*Exercise goal:* Return all lines in the material below that contain "BREAST".
---------- Data supplied ----------
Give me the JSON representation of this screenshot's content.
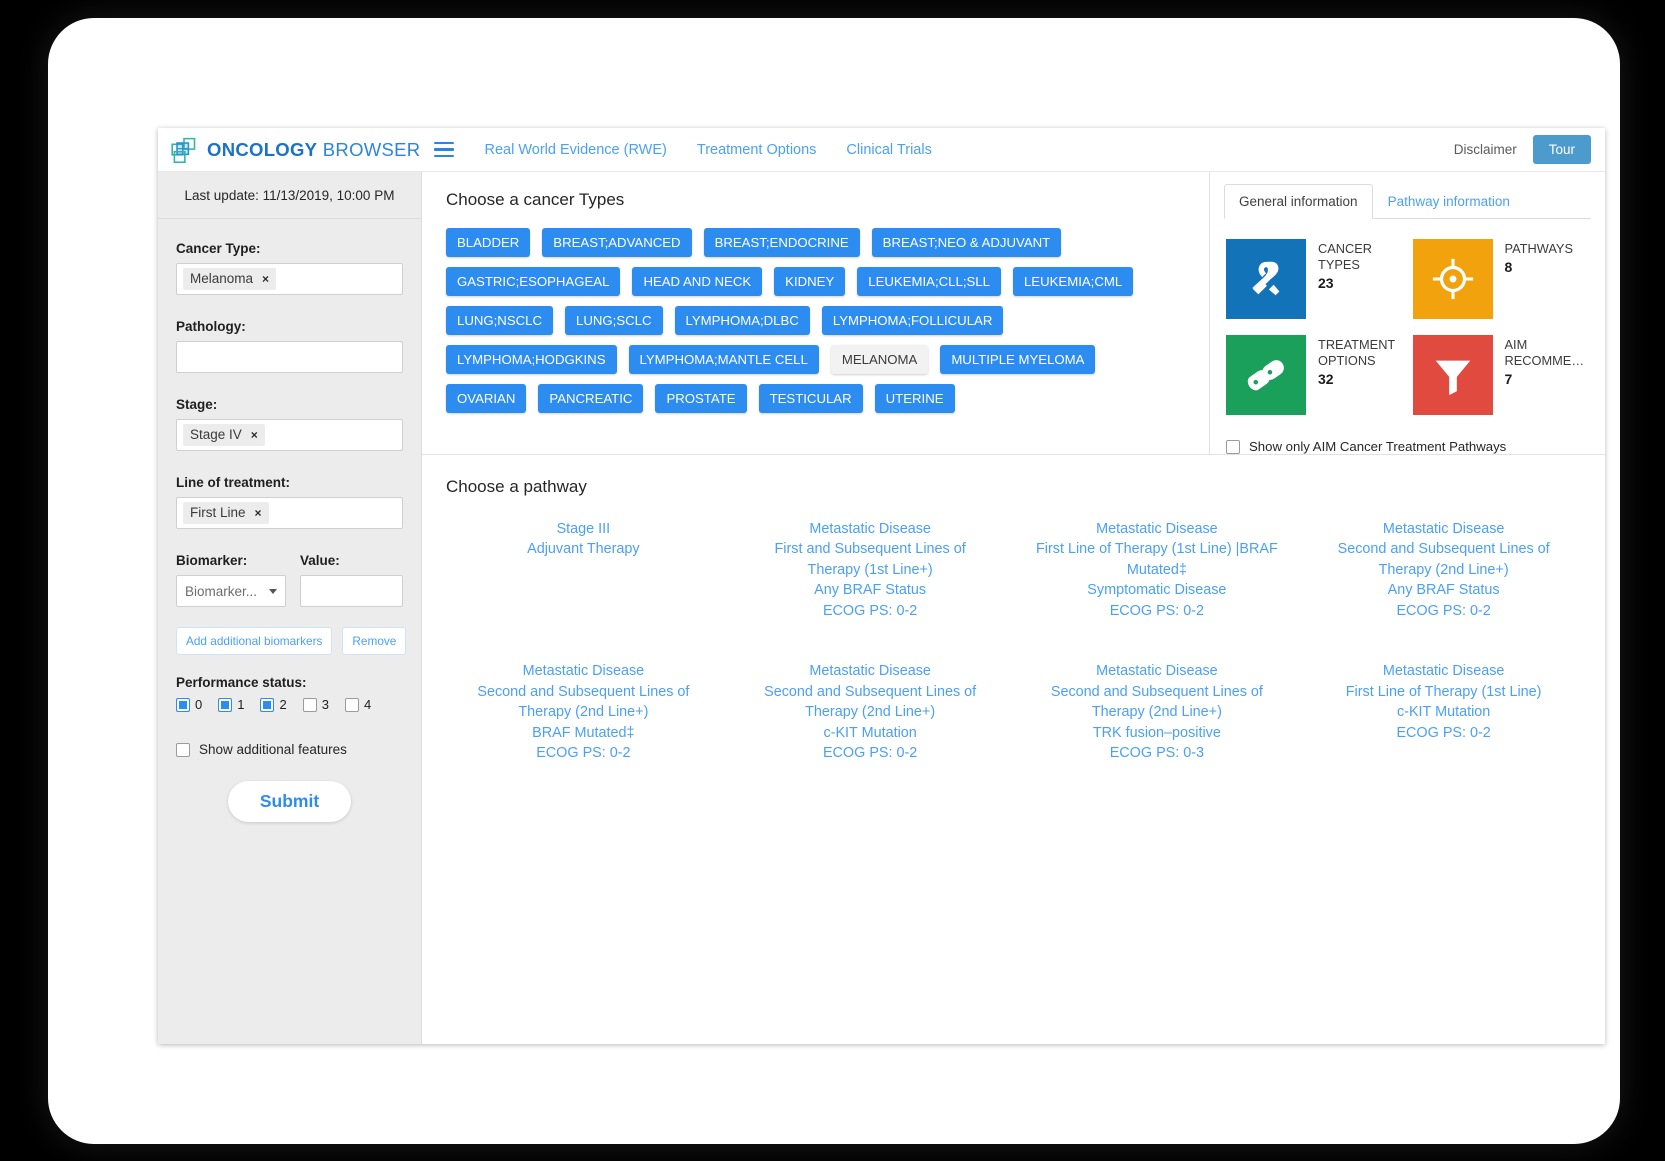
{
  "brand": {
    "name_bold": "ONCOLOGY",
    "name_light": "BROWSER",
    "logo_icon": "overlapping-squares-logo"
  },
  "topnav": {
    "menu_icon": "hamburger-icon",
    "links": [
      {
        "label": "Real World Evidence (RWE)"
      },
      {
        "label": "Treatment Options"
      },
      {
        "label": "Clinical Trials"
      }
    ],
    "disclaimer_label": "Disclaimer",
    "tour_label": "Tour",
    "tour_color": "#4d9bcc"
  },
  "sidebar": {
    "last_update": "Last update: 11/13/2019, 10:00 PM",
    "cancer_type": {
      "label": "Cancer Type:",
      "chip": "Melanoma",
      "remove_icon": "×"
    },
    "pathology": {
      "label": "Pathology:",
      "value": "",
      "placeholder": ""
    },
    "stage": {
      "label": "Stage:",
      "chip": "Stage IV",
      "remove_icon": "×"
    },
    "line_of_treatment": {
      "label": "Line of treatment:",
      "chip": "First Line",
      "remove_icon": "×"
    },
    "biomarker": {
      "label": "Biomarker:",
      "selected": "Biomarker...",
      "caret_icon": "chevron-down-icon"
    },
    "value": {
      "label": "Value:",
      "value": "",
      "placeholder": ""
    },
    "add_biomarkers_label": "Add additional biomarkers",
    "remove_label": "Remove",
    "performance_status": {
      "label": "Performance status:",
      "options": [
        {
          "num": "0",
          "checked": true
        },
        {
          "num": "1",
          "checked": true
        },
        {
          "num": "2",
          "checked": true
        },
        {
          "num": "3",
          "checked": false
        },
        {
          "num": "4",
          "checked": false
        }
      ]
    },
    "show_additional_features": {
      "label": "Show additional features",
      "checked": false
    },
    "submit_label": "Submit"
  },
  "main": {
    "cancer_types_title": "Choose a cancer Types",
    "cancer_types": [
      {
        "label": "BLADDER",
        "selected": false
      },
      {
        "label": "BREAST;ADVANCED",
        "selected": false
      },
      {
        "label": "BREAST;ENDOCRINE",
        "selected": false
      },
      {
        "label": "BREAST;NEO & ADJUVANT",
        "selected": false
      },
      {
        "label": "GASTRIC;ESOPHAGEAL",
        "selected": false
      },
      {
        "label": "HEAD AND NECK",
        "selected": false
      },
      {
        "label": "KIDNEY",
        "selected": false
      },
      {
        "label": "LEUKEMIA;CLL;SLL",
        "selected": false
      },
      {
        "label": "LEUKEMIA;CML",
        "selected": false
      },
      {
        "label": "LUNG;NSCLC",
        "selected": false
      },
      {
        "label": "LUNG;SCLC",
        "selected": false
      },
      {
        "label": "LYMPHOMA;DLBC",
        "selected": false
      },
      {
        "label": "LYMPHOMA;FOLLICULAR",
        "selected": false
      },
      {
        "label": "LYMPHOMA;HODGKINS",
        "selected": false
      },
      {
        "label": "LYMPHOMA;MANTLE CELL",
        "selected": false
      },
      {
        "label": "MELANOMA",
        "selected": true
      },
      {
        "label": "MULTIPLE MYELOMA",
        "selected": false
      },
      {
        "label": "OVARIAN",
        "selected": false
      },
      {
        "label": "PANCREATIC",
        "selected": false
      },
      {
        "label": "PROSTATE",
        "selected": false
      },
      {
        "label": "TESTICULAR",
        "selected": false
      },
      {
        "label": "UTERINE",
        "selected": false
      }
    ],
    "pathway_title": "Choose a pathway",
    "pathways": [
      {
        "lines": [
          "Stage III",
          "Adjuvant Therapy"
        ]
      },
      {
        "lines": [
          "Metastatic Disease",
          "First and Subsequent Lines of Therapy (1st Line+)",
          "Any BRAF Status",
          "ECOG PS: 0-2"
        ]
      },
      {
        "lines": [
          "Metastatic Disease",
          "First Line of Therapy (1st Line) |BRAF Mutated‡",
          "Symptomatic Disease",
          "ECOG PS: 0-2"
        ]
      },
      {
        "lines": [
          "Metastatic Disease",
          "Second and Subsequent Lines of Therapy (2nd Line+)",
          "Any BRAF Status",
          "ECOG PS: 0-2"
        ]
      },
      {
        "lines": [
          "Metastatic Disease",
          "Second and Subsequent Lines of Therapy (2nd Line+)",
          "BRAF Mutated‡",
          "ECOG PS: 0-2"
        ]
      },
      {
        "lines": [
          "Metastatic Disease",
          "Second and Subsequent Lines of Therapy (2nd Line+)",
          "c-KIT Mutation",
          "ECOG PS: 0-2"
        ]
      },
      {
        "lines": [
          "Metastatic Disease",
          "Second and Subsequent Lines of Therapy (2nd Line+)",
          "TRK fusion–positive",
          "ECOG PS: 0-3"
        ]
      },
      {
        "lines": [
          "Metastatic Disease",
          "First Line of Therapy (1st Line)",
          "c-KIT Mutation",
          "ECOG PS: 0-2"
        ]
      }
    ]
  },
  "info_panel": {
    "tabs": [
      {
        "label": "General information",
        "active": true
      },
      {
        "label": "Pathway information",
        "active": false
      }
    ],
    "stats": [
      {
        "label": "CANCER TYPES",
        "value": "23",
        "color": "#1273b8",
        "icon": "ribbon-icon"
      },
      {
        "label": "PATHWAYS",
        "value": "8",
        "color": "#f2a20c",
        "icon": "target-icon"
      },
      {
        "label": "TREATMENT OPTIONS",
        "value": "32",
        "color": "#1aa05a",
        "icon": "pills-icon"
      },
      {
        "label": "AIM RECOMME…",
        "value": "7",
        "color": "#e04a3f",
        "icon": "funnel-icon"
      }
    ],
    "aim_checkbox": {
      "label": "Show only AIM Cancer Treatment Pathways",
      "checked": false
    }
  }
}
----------
*Exercise result:*
        "label": "BREAST;ADVANCED",
        "label": "BREAST;ENDOCRINE",
        "label": "BREAST;NEO & ADJUVANT",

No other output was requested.